Work required: Could you retype every entry below exactly as written?

Data excerpts:
________

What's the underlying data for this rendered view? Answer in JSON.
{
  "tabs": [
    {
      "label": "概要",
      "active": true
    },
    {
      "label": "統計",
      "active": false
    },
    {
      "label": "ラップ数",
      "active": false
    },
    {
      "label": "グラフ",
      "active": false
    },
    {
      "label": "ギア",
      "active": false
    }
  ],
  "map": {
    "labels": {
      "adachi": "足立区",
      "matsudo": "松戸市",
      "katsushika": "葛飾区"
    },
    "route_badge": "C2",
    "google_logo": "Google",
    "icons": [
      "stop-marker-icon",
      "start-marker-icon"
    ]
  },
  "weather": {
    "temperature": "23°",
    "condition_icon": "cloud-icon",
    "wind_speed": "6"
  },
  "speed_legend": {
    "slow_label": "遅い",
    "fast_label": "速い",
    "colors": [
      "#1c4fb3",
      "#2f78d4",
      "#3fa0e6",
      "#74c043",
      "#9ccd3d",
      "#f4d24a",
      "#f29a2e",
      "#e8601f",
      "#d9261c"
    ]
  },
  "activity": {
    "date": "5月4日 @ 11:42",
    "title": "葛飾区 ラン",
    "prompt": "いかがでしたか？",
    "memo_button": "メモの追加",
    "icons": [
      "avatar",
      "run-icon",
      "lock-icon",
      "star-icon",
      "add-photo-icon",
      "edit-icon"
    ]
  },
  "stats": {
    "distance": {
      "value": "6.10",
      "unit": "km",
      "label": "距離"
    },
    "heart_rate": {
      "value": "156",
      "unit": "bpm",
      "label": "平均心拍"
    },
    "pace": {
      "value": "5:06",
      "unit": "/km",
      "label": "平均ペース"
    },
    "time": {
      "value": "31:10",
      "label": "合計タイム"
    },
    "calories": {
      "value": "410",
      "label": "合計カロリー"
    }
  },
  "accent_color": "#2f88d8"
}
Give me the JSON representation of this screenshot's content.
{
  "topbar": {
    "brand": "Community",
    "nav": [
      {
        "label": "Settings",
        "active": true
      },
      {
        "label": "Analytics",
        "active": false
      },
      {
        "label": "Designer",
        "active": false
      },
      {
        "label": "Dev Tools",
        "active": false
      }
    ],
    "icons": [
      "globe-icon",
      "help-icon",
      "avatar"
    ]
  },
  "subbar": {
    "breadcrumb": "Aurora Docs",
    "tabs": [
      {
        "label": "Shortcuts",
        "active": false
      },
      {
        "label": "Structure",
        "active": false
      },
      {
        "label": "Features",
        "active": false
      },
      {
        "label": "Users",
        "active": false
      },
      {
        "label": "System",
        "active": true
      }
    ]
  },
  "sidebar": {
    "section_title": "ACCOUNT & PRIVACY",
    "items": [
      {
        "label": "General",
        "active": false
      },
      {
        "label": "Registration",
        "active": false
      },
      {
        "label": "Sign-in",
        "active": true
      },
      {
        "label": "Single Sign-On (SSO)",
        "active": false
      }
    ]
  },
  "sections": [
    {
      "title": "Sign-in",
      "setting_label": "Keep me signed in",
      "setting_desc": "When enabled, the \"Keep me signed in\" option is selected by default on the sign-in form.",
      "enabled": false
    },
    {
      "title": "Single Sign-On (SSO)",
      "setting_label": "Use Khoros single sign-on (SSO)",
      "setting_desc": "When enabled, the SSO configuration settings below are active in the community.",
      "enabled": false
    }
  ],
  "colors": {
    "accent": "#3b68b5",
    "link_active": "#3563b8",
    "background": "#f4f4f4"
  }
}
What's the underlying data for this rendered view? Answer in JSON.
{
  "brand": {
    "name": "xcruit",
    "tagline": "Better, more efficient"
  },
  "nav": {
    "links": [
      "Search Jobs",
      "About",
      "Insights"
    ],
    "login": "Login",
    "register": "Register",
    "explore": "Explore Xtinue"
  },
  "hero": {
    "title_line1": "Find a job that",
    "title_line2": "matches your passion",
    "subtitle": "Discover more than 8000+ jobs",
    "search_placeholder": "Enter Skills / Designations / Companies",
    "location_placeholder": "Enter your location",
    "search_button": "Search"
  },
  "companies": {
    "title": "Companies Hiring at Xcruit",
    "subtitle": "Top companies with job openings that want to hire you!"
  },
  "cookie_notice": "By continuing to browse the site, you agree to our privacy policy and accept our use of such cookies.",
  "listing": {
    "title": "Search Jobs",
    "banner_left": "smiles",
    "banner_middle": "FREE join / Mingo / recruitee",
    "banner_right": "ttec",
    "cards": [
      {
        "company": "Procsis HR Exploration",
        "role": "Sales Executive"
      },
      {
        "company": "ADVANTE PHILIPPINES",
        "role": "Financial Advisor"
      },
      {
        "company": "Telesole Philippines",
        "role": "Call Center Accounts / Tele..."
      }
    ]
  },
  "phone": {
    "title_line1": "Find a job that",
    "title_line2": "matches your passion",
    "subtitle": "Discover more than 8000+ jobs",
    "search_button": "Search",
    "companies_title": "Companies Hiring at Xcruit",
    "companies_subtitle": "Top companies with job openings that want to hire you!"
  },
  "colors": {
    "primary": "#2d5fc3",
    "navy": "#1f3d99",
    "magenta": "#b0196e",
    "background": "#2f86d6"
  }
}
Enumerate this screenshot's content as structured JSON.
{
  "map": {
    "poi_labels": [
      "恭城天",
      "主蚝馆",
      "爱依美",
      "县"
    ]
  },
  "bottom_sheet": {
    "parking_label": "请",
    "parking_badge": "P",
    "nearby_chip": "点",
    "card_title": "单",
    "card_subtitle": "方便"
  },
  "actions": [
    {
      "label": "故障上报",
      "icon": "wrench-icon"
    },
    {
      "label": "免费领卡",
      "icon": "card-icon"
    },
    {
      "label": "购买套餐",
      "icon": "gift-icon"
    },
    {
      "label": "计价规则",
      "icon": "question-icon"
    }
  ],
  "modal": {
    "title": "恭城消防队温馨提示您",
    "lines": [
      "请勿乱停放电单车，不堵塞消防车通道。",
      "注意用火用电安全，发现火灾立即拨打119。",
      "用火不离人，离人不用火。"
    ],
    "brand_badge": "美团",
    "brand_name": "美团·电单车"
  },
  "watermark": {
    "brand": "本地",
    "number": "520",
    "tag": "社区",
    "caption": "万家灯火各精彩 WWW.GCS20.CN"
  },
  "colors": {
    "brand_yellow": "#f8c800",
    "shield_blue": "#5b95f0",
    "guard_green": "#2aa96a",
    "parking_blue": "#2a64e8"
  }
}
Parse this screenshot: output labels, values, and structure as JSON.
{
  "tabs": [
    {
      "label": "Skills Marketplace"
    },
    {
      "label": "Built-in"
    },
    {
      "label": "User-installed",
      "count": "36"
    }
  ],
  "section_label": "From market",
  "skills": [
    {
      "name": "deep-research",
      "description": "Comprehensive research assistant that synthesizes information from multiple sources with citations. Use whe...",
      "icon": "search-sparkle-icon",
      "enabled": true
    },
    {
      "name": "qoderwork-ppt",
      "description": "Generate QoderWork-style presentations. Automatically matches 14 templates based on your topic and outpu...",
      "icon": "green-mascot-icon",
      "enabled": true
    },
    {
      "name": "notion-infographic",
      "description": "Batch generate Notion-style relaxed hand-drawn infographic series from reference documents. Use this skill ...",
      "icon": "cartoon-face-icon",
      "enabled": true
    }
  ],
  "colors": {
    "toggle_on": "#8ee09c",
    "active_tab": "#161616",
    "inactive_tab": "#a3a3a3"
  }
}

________

Worked solution:
What's the underlying data for this rendered view? Answer in JSON.
{
  "tabs": [
    {
      "label": "概要",
      "active": true
    },
    {
      "label": "統計",
      "active": false
    },
    {
      "label": "ラップ数",
      "active": false
    },
    {
      "label": "グラフ",
      "active": false
    },
    {
      "label": "ギア",
      "active": false
    }
  ],
  "map": {
    "labels": {
      "adachi": "足立区",
      "matsudo": "松戸市",
      "katsushika": "葛飾区"
    },
    "route_badge": "C2",
    "google_logo": "Google",
    "icons": [
      "stop-marker-icon",
      "start-marker-icon"
    ]
  },
  "weather": {
    "temperature": "23°",
    "condition_icon": "cloud-icon",
    "wind_speed": "6"
  },
  "speed_legend": {
    "slow_label": "遅い",
    "fast_label": "速い",
    "colors": [
      "#1c4fb3",
      "#2f78d4",
      "#3fa0e6",
      "#74c043",
      "#9ccd3d",
      "#f4d24a",
      "#f29a2e",
      "#e8601f",
      "#d9261c"
    ]
  },
  "activity": {
    "date": "5月4日 @ 11:42",
    "title": "葛飾区 ラン",
    "prompt": "いかがでしたか？",
    "memo_button": "メモの追加",
    "icons": [
      "avatar",
      "run-icon",
      "lock-icon",
      "star-icon",
      "add-photo-icon",
      "edit-icon"
    ]
  },
  "stats": {
    "distance": {
      "value": "6.10",
      "unit": "km",
      "label": "距離"
    },
    "heart_rate": {
      "value": "156",
      "unit": "bpm",
      "label": "平均心拍"
    },
    "pace": {
      "value": "5:06",
      "unit": "/km",
      "label": "平均ペース"
    },
    "time": {
      "value": "31:10",
      "label": "合計タイム"
    },
    "calories": {
      "value": "410",
      "label": "合計カロリー"
    }
  },
  "accent_color": "#2f88d8"
}
Give me the JSON representation of this screenshot's content.
{
  "topbar": {
    "brand": "Community",
    "nav": [
      {
        "label": "Settings",
        "active": true
      },
      {
        "label": "Analytics",
        "active": false
      },
      {
        "label": "Designer",
        "active": false
      },
      {
        "label": "Dev Tools",
        "active": false
      }
    ],
    "icons": [
      "globe-icon",
      "help-icon",
      "avatar"
    ]
  },
  "subbar": {
    "breadcrumb": "Aurora Docs",
    "tabs": [
      {
        "label": "Shortcuts",
        "active": false
      },
      {
        "label": "Structure",
        "active": false
      },
      {
        "label": "Features",
        "active": false
      },
      {
        "label": "Users",
        "active": false
      },
      {
        "label": "System",
        "active": true
      }
    ]
  },
  "sidebar": {
    "section_title": "ACCOUNT & PRIVACY",
    "items": [
      {
        "label": "General",
        "active": false
      },
      {
        "label": "Registration",
        "active": false
      },
      {
        "label": "Sign-in",
        "active": true
      },
      {
        "label": "Single Sign-On (SSO)",
        "active": false
      }
    ]
  },
  "sections": [
    {
      "title": "Sign-in",
      "setting_label": "Keep me signed in",
      "setting_desc": "When enabled, the \"Keep me signed in\" option is selected by default on the sign-in form.",
      "enabled": false
    },
    {
      "title": "Single Sign-On (SSO)",
      "setting_label": "Use Khoros single sign-on (SSO)",
      "setting_desc": "When enabled, the SSO configuration settings below are active in the community.",
      "enabled": false
    }
  ],
  "colors": {
    "accent": "#3b68b5",
    "link_active": "#3563b8",
    "background": "#f4f4f4"
  }
}
What's the underlying data for this rendered view? Answer in JSON.
{
  "brand": {
    "name": "xcruit",
    "tagline": "Better, more efficient"
  },
  "nav": {
    "links": [
      "Search Jobs",
      "About",
      "Insights"
    ],
    "login": "Login",
    "register": "Register",
    "explore": "Explore Xtinue"
  },
  "hero": {
    "title_line1": "Find a job that",
    "title_line2": "matches your passion",
    "subtitle": "Discover more than 8000+ jobs",
    "search_placeholder": "Enter Skills / Designations / Companies",
    "location_placeholder": "Enter your location",
    "search_button": "Search"
  },
  "companies": {
    "title": "Companies Hiring at Xcruit",
    "subtitle": "Top companies with job openings that want to hire you!"
  },
  "cookie_notice": "By continuing to browse the site, you agree to our privacy policy and accept our use of such cookies.",
  "listing": {
    "title": "Search Jobs",
    "banner_left": "smiles",
    "banner_middle": "FREE join / Mingo / recruitee",
    "banner_right": "ttec",
    "cards": [
      {
        "company": "Procsis HR Exploration",
        "role": "Sales Executive"
      },
      {
        "company": "ADVANTE PHILIPPINES",
        "role": "Financial Advisor"
      },
      {
        "company": "Telesole Philippines",
        "role": "Call Center Accounts / Tele..."
      }
    ]
  },
  "phone": {
    "title_line1": "Find a job that",
    "title_line2": "matches your passion",
    "subtitle": "Discover more than 8000+ jobs",
    "search_button": "Search",
    "companies_title": "Companies Hiring at Xcruit",
    "companies_subtitle": "Top companies with job openings that want to hire you!"
  },
  "colors": {
    "primary": "#2d5fc3",
    "navy": "#1f3d99",
    "magenta": "#b0196e",
    "background": "#2f86d6"
  }
}
Enumerate this screenshot's content as structured JSON.
{
  "map": {
    "poi_labels": [
      "恭城天",
      "主蚝馆",
      "爱依美",
      "县"
    ]
  },
  "bottom_sheet": {
    "parking_label": "请",
    "parking_badge": "P",
    "nearby_chip": "点",
    "card_title": "单",
    "card_subtitle": "方便"
  },
  "actions": [
    {
      "label": "故障上报",
      "icon": "wrench-icon"
    },
    {
      "label": "免费领卡",
      "icon": "card-icon"
    },
    {
      "label": "购买套餐",
      "icon": "gift-icon"
    },
    {
      "label": "计价规则",
      "icon": "question-icon"
    }
  ],
  "modal": {
    "title": "恭城消防队温馨提示您",
    "lines": [
      "请勿乱停放电单车，不堵塞消防车通道。",
      "注意用火用电安全，发现火灾立即拨打119。",
      "用火不离人，离人不用火。"
    ],
    "brand_badge": "美团",
    "brand_name": "美团·电单车"
  },
  "watermark": {
    "brand": "本地",
    "number": "520",
    "tag": "社区",
    "caption": "万家灯火各精彩 WWW.GCS20.CN"
  },
  "colors": {
    "brand_yellow": "#f8c800",
    "shield_blue": "#5b95f0",
    "guard_green": "#2aa96a",
    "parking_blue": "#2a64e8"
  }
}
Parse this screenshot: output labels, values, and structure as JSON.
{
  "tabs": [
    {
      "label": "Skills Marketplace"
    },
    {
      "label": "Built-in"
    },
    {
      "label": "User-installed",
      "count": "36"
    }
  ],
  "section_label": "From market",
  "skills": [
    {
      "name": "deep-research",
      "description": "Comprehensive research assistant that synthesizes information from multiple sources with citations. Use whe...",
      "icon": "search-sparkle-icon",
      "enabled": true
    },
    {
      "name": "qoderwork-ppt",
      "description": "Generate QoderWork-style presentations. Automatically matches 14 templates based on your topic and outpu...",
      "icon": "green-mascot-icon",
      "enabled": true
    },
    {
      "name": "notion-infographic",
      "description": "Batch generate Notion-style relaxed hand-drawn infographic series from reference documents. Use this skill ...",
      "icon": "cartoon-face-icon",
      "enabled": true
    }
  ],
  "colors": {
    "toggle_on": "#8ee09c",
    "active_tab": "#161616",
    "inactive_tab": "#a3a3a3"
  }
}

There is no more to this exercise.